There has been a lot of buzz among students at Howard University and in the media about Anthony Clark Williams, aka B. Slade and formerly TONÉX’s performance at the Howard Theater’s Gospel Brunch on September 15, 2013. Some HU students were not supportive of his gospel brunch billing because his openly gay identity is contrary to their biblical stance on homosexuality. The spreading news of HU Christian student opposition evoked prayerful support from fans over social media throughout the week, as he prepared for the event. Yet, when I arrived to the venue on Sunday at 11 a.m., there was no sign of protestors. There was a long line of white people who appeared excited about the weekly gospel brunch and a few DC gospel musician colleagues taking up the rear of the line.
The seating was first come first serve with the Clarks Sisters, Fred Hammond, and Vanessa Bell Armstrong playing in the theater house. Shortly after we had our choice of an EXCELLENT all-you-can-eat brunch buffet that included Fried Chicken Cutlets, Fried Catfish, Greens, Caesar salad with toppings, roasted potatoes, Fried Chicken Wingets, Macaroni and Cheese, Biscuits and Gravy, coffee, Orange juice, donuts, danishes, muffins, and fruit. The crowd was inter-cultural with gospel brunch regular participants and local music ministers in attendance.
Just after 1 p.m. we heard in the distance Anthony Clark Williams singing “Total Praise,” behind the veil of the stage curtain. As the song progressed, we were bathed in musical layers of orchestral accompaniment complete with dynamics and skilled singing. At the end of the song, the curtains lifted and Anthony posed, as the crowd erupted in applause. He then sang, “He’s Not Dead, He’s Alive,” a selection that pays homage to great such as the Jacksons. He was backed by D.C-based background vocalists who he calls the Vocal Ninjaz: Jeremy Lloyd, Clifton Ross III, and Jason Paul. The one-hour set included all of his hit gospel tracks the TONÉX catalogue such as “Work on Me,” “Make Me Over,” “God has not 4got,” and he even sung the classic hymn “I Need Thee, Oh I Need Thee.”

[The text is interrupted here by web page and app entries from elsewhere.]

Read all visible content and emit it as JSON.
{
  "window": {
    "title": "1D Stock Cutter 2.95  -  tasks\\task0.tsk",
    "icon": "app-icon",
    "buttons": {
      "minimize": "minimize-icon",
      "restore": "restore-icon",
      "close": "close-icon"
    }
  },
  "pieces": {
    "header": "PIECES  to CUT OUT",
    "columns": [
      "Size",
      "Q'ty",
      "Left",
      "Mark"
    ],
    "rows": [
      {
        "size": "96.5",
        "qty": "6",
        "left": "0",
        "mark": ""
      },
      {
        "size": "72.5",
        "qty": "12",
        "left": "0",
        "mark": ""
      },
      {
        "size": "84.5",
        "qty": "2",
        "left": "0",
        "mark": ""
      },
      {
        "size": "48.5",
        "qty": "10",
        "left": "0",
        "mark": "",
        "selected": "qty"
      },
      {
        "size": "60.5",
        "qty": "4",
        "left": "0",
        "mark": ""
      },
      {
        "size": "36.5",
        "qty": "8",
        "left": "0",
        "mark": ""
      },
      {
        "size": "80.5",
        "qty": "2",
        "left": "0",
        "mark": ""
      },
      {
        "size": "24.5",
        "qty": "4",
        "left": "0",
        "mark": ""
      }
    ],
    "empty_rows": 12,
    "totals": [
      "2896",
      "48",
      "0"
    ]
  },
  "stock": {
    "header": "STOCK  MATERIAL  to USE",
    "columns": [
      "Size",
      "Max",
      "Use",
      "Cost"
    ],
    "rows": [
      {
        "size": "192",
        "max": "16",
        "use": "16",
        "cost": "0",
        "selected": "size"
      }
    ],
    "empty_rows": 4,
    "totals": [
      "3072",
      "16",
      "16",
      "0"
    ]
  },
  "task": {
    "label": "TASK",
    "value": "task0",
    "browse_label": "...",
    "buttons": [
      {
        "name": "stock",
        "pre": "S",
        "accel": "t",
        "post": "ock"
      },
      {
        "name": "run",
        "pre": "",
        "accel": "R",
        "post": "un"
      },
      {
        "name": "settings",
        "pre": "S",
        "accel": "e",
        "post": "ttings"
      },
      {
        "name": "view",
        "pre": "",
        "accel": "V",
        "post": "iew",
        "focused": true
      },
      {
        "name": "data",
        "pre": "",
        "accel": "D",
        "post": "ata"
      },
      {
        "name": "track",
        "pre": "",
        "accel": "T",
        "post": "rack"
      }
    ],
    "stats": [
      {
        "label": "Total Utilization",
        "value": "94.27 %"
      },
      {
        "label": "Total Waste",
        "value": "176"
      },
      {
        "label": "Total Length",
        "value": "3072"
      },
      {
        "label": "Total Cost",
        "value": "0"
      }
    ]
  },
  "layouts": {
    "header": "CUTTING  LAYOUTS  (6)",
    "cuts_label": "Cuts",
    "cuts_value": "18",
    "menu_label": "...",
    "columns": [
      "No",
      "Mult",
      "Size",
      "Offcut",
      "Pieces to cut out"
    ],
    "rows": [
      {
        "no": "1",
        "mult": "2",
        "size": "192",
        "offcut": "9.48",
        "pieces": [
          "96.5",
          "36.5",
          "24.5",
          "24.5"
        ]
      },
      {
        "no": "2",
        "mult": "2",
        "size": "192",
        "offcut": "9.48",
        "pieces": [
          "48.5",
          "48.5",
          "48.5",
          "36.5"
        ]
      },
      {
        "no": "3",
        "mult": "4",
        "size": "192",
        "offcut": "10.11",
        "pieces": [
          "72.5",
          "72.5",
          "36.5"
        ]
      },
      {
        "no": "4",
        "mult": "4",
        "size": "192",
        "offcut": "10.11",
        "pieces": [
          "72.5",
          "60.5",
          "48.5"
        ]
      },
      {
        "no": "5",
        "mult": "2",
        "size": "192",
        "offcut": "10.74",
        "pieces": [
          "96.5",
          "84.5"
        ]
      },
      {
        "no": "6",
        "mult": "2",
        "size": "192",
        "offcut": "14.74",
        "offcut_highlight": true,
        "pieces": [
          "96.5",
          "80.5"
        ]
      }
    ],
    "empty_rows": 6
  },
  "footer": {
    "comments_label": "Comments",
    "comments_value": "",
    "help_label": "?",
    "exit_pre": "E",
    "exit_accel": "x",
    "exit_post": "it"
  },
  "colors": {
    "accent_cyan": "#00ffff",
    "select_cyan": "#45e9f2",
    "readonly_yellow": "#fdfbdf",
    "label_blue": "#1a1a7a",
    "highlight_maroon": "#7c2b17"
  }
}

The entire gospel brunch was energy packed, intentional, and nostalgic, showcasing Anthony Clark Williams’s strong 21st century contribution to gospel music. The quality with which he performed would make one would think that he was presenting in a much larger venue such as Jericho City of Praise or the Verizon Center. He ended the set with a new single entitled “Quench,” during which he demonstrated his virtuosic Pentecostal tambourine playing skills, as he rapidly sang “Stop quenching the spirit, stop quenching the spirit.” Anthony exhorted that there needs to be a revival. At one point he tossed the tambourine into the crowd to a loved one who caught it and continued the tambourine accompaniment. This last single was a foretaste of Williams’s new gospel album that he announced will be released in May 2014.